WHAT IS BEING ASKED:
Every line in the records below that holds "offset" must be identified and copied.

Dataset rows describing interfaces:

----------

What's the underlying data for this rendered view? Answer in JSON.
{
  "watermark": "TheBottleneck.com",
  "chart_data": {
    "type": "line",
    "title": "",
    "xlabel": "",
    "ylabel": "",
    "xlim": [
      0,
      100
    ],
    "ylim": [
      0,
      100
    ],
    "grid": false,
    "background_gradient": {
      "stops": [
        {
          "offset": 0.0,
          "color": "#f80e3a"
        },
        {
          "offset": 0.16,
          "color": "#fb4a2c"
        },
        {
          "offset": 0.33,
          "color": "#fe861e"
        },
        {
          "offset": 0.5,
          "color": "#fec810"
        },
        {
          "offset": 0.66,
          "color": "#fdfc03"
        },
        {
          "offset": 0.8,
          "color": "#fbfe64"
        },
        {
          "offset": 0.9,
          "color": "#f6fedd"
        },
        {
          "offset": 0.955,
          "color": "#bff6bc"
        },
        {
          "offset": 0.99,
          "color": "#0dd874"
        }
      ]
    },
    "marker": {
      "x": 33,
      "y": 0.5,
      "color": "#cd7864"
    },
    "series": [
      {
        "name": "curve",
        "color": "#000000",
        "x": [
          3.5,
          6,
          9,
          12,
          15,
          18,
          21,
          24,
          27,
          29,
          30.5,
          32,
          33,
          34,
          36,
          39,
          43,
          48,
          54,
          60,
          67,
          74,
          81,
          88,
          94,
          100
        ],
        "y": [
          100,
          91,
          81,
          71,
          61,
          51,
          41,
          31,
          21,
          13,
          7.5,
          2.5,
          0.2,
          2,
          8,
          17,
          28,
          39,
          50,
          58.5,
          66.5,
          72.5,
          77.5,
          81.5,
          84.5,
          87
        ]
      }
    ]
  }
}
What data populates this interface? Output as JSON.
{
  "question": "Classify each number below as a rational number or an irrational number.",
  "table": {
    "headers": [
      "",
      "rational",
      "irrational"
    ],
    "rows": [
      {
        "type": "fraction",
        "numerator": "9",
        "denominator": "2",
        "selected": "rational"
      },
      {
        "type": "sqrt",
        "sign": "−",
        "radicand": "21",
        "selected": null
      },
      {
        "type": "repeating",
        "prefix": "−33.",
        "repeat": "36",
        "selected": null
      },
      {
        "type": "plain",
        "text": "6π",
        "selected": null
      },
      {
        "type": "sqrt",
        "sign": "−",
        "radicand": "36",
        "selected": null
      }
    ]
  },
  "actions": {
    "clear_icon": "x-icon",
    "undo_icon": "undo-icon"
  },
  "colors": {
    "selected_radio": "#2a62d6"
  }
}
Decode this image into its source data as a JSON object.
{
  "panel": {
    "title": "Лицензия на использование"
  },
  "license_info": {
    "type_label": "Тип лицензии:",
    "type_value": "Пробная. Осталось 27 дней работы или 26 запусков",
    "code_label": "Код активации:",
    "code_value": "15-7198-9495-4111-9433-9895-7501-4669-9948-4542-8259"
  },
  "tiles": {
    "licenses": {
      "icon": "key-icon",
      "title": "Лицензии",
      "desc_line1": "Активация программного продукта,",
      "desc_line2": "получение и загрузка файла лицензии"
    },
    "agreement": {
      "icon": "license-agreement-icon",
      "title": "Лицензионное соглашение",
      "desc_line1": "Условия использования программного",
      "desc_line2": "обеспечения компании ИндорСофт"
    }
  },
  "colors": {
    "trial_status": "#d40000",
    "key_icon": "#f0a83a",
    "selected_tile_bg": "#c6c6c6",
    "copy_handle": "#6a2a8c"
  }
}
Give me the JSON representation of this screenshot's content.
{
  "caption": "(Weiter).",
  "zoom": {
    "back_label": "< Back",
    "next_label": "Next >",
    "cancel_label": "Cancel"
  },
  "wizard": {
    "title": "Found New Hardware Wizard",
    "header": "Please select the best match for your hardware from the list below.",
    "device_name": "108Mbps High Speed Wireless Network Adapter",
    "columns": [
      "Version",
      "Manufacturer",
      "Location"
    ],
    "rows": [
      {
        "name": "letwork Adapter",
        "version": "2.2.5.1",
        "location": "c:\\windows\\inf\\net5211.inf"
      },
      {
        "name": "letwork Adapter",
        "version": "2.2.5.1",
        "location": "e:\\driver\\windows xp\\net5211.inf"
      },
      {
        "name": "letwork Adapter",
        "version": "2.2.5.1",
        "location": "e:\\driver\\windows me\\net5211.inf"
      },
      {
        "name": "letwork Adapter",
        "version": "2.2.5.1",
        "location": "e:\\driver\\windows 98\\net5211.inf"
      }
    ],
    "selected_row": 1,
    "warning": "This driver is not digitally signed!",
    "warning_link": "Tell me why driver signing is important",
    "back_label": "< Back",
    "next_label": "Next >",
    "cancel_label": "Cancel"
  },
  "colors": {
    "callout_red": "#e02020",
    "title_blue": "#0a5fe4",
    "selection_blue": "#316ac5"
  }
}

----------

RESULT BELOW:
          "offset": 0.0,
          "offset": 0.16,
          "offset": 0.33,
          "offset": 0.5,
          "offset": 0.66,
          "offset": 0.8,
          "offset": 0.9,
          "offset": 0.955,
          "offset": 0.99,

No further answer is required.